YOUR TASK> This exercise calls for the listing to be set down exactly.

MATERIAL FOR THIS TASK>
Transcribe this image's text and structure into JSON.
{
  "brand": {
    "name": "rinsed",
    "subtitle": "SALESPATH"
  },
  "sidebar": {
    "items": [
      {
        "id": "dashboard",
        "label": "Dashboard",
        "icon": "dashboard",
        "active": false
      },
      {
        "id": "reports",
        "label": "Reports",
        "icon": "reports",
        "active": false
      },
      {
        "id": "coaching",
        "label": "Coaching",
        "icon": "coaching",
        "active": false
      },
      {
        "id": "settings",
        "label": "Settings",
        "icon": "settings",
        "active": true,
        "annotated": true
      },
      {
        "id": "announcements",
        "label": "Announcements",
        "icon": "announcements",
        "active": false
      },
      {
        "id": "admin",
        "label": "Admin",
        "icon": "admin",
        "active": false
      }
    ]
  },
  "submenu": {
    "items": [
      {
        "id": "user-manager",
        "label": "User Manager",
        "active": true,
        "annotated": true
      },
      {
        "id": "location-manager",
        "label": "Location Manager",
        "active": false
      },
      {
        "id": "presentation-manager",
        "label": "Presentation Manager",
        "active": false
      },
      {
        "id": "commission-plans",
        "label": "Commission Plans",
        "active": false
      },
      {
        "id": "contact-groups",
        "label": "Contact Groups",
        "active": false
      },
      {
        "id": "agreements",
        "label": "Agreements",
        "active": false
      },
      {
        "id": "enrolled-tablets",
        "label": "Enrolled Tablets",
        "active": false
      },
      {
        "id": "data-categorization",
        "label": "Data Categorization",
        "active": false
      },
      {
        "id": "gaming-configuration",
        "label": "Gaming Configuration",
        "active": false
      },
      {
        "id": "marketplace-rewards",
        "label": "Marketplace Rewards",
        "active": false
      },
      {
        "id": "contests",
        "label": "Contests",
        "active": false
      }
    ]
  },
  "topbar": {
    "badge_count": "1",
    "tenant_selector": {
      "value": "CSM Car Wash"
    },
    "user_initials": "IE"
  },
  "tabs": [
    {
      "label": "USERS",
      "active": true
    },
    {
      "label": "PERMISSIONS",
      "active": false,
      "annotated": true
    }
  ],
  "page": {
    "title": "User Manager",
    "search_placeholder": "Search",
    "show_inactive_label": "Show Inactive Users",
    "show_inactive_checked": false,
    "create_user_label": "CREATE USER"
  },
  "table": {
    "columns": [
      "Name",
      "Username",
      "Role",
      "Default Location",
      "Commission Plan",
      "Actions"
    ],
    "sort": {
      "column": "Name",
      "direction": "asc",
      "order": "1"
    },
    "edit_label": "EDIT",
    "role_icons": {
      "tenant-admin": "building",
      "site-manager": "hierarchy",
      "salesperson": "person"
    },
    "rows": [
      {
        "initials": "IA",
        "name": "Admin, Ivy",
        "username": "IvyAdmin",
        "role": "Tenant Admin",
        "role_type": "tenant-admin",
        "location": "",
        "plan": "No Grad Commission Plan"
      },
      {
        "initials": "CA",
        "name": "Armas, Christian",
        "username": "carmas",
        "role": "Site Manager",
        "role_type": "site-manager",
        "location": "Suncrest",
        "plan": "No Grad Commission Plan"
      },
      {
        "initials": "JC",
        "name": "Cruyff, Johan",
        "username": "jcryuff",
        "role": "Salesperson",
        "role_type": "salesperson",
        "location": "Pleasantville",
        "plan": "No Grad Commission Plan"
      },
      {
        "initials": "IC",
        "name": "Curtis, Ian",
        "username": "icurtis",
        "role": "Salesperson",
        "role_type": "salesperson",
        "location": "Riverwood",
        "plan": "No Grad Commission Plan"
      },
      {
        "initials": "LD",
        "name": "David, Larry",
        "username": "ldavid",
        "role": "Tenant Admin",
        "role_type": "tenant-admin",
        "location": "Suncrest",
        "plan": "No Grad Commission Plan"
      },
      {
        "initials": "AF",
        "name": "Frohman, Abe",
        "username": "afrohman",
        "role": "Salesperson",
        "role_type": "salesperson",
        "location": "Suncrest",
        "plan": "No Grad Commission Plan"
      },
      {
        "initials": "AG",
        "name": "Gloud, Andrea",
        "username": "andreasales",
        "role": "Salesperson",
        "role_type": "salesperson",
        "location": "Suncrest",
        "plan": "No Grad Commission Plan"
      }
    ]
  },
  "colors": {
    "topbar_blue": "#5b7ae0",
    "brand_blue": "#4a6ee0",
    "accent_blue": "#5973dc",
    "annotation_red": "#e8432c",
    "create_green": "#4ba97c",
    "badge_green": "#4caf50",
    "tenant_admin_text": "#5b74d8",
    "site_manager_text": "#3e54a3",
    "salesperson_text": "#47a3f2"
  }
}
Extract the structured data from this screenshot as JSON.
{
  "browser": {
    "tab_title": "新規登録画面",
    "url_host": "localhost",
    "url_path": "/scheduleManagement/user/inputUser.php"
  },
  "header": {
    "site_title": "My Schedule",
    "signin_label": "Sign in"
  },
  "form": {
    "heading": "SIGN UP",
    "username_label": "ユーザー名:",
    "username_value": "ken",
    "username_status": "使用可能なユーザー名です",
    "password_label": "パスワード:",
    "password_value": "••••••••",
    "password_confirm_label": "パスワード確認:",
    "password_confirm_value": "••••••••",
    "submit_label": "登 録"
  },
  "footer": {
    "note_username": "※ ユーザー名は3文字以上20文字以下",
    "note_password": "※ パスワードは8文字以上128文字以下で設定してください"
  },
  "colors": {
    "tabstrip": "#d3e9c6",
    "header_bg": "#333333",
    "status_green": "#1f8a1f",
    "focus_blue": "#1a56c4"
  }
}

SOLUTION>
Transcribe this image's text and structure into JSON.
{
  "brand": {
    "name": "rinsed",
    "subtitle": "SALESPATH"
  },
  "sidebar": {
    "items": [
      {
        "id": "dashboard",
        "label": "Dashboard",
        "icon": "dashboard",
        "active": false
      },
      {
        "id": "reports",
        "label": "Reports",
        "icon": "reports",
        "active": false
      },
      {
        "id": "coaching",
        "label": "Coaching",
        "icon": "coaching",
        "active": false
      },
      {
        "id": "settings",
        "label": "Settings",
        "icon": "settings",
        "active": true,
        "annotated": true
      },
      {
        "id": "announcements",
        "label": "Announcements",
        "icon": "announcements",
        "active": false
      },
      {
        "id": "admin",
        "label": "Admin",
        "icon": "admin",
        "active": false
      }
    ]
  },
  "submenu": {
    "items": [
      {
        "id": "user-manager",
        "label": "User Manager",
        "active": true,
        "annotated": true
      },
      {
        "id": "location-manager",
        "label": "Location Manager",
        "active": false
      },
      {
        "id": "presentation-manager",
        "label": "Presentation Manager",
        "active": false
      },
      {
        "id": "commission-plans",
        "label": "Commission Plans",
        "active": false
      },
      {
        "id": "contact-groups",
        "label": "Contact Groups",
        "active": false
      },
      {
        "id": "agreements",
        "label": "Agreements",
        "active": false
      },
      {
        "id": "enrolled-tablets",
        "label": "Enrolled Tablets",
        "active": false
      },
      {
        "id": "data-categorization",
        "label": "Data Categorization",
        "active": false
      },
      {
        "id": "gaming-configuration",
        "label": "Gaming Configuration",
        "active": false
      },
      {
        "id": "marketplace-rewards",
        "label": "Marketplace Rewards",
        "active": false
      },
      {
        "id": "contests",
        "label": "Contests",
        "active": false
      }
    ]
  },
  "topbar": {
    "badge_count": "1",
    "tenant_selector": {
      "value": "CSM Car Wash"
    },
    "user_initials": "IE"
  },
  "tabs": [
    {
      "label": "USERS",
      "active": true
    },
    {
      "label": "PERMISSIONS",
      "active": false,
      "annotated": true
    }
  ],
  "page": {
    "title": "User Manager",
    "search_placeholder": "Search",
    "show_inactive_label": "Show Inactive Users",
    "show_inactive_checked": false,
    "create_user_label": "CREATE USER"
  },
  "table": {
    "columns": [
      "Name",
      "Username",
      "Role",
      "Default Location",
      "Commission Plan",
      "Actions"
    ],
    "sort": {
      "column": "Name",
      "direction": "asc",
      "order": "1"
    },
    "edit_label": "EDIT",
    "role_icons": {
      "tenant-admin": "building",
      "site-manager": "hierarchy",
      "salesperson": "person"
    },
    "rows": [
      {
        "initials": "IA",
        "name": "Admin, Ivy",
        "username": "IvyAdmin",
        "role": "Tenant Admin",
        "role_type": "tenant-admin",
        "location": "",
        "plan": "No Grad Commission Plan"
      },
      {
        "initials": "CA",
        "name": "Armas, Christian",
        "username": "carmas",
        "role": "Site Manager",
        "role_type": "site-manager",
        "location": "Suncrest",
        "plan": "No Grad Commission Plan"
      },
      {
        "initials": "JC",
        "name": "Cruyff, Johan",
        "username": "jcryuff",
        "role": "Salesperson",
        "role_type": "salesperson",
        "location": "Pleasantville",
        "plan": "No Grad Commission Plan"
      },
      {
        "initials": "IC",
        "name": "Curtis, Ian",
        "username": "icurtis",
        "role": "Salesperson",
        "role_type": "salesperson",
        "location": "Riverwood",
        "plan": "No Grad Commission Plan"
      },
      {
        "initials": "LD",
        "name": "David, Larry",
        "username": "ldavid",
        "role": "Tenant Admin",
        "role_type": "tenant-admin",
        "location": "Suncrest",
        "plan": "No Grad Commission Plan"
      },
      {
        "initials": "AF",
        "name": "Frohman, Abe",
        "username": "afrohman",
        "role": "Salesperson",
        "role_type": "salesperson",
        "location": "Suncrest",
        "plan": "No Grad Commission Plan"
      },
      {
        "initials": "AG",
        "name": "Gloud, Andrea",
        "username": "andreasales",
        "role": "Salesperson",
        "role_type": "salesperson",
        "location": "Suncrest",
        "plan": "No Grad Commission Plan"
      }
    ]
  },
  "colors": {
    "topbar_blue": "#5b7ae0",
    "brand_blue": "#4a6ee0",
    "accent_blue": "#5973dc",
    "annotation_red": "#e8432c",
    "create_green": "#4ba97c",
    "badge_green": "#4caf50",
    "tenant_admin_text": "#5b74d8",
    "site_manager_text": "#3e54a3",
    "salesperson_text": "#47a3f2"
  }
}
Extract the structured data from this screenshot as JSON.
{
  "browser": {
    "tab_title": "新規登録画面",
    "url_host": "localhost",
    "url_path": "/scheduleManagement/user/inputUser.php"
  },
  "header": {
    "site_title": "My Schedule",
    "signin_label": "Sign in"
  },
  "form": {
    "heading": "SIGN UP",
    "username_label": "ユーザー名:",
    "username_value": "ken",
    "username_status": "使用可能なユーザー名です",
    "password_label": "パスワード:",
    "password_value": "••••••••",
    "password_confirm_label": "パスワード確認:",
    "password_confirm_value": "••••••••",
    "submit_label": "登 録"
  },
  "footer": {
    "note_username": "※ ユーザー名は3文字以上20文字以下",
    "note_password": "※ パスワードは8文字以上128文字以下で設定してください"
  },
  "colors": {
    "tabstrip": "#d3e9c6",
    "header_bg": "#333333",
    "status_green": "#1f8a1f",
    "focus_blue": "#1a56c4"
  }
}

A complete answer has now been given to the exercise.